Opposition television station Dozhd reported on Sunday that Mr Putin had come down with the flu and was currently recuperating at one of his country residences outside Moscow, citing anonymous sources.
And Mr Putin was apparently doing exactly what anyone bedridden with a virus might be expected to do: switch on the television.
State-owned television channel Rossiya 24 was due to broadcast a documentary about the Kremlin annexation of Crimea on Sunday evening.
Dmitry Peskov, Putin’s spokesman, refused to comment on the Dozhd’s reports about Mr Putin’s alleged rural recuperation, but did say he would be tuning in to watch the show, according to Russian news agency Interfax.
Apparently Mr Putin has not yet seen the final cut of the programme, which reveals new details of the special operation and featuring interviews with Mr Putin and Defence Minister Sergei Shoiguand.
Illness was the first explanation offered for Mr Putin’s absence’s last week.
Unnamed Kazakh officials were quoted as saying earlier this week that the Russian leader had cancelled a trip to Kazakhstan because he was unwell.
The news prompted a flurry of feverish speculation as other events were cancelled and days went by without a public appearance by Mr Putin.
The Kremlin has denied that there is anything amiss.
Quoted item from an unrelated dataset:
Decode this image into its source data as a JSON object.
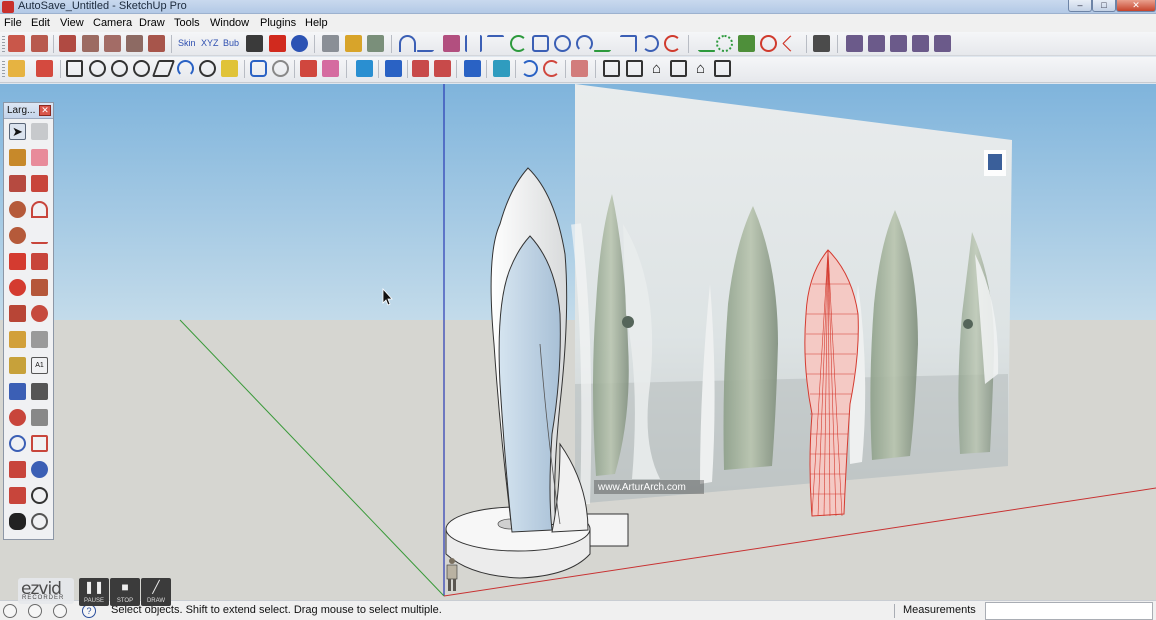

Reports that Mr Putin was in Switzerland to attend the birth of his child with Alina Kabaeva, his alleged girlfriend and mistress, have also been denied.
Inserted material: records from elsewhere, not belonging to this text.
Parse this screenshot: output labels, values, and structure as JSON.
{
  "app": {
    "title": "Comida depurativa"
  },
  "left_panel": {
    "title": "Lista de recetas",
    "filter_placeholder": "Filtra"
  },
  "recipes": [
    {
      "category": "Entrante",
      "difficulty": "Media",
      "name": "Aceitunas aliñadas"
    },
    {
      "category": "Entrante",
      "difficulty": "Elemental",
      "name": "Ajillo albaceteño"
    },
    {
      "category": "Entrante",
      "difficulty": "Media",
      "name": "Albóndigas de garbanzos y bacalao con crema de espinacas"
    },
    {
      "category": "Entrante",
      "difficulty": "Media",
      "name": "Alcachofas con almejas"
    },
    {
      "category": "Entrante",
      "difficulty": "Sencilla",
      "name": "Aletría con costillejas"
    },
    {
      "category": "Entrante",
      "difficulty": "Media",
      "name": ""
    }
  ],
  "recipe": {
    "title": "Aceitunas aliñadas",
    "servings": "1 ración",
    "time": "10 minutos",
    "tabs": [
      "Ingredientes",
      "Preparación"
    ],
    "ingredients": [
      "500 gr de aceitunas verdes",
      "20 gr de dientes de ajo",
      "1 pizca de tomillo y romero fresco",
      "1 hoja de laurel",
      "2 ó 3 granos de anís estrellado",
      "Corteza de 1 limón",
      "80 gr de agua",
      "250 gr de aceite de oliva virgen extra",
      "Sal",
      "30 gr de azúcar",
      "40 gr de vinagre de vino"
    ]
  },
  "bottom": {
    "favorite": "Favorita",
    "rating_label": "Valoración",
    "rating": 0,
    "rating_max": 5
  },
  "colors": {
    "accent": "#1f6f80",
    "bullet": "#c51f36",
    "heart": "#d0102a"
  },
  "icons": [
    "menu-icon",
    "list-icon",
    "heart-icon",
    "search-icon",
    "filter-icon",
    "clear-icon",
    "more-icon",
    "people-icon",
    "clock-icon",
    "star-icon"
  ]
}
Mr Peskov has said repeatedly that his boss is in good health, and has simply been holding meetings in private.
The assassination of opposition leader Boris Nemtsov in central Moscow last month, which the Kremlin said was a “provocation” designed to undermine political stability, has fuelled a climate of fear in Moscow where rumours have flourished.
Reports of the fall from grace of a long-standing Putin ally, head of oil giant Rosneft Igor Sechin, have increased the conviction of many that there is a bitter power struggle going on for control of the country.
Others have pointed to remarks by the strongman leader of the Chechen Republic, Ramzan Kadyrov, praising the alleged killers of Nemtsov who were publicly paraded by the country’s security services.
Geydar Dzhemal, the chairman of the pro-Kremlin national Islamic Committee, even claimed on Georgian TV that Mr Putin had been “neutralised” – though still alive – by the FSB, Russia’s security service.
In Russia, some have been concerned by Mr Putin’s absence; others have not hidden their glee.
In Kiev, which is confronting Russian-backed rebels in the east of the country, a group of activists on Sunday erected a black tombstone to Putin outside the Russian Embassy.
A website in Ukrainian has appeared tracking the exact amount of time Mr Putin has been missing: on Sunday it stood at more than 10 days.
But in Moscow, in the absence of developments, many are expecting Mr Putin to appear at work on Monday, where he is due to host Kyrgyz President Almazbek Atambayev in Saint Petersburg.
“I’ll repeat again: everything is calm in Moscow, there is no information via any reliable sources of problem – don’t hurry to bury Putin, you will have to battle with him yet,” opposition leader Vladimir Milov wrote on Facebook on Sunday.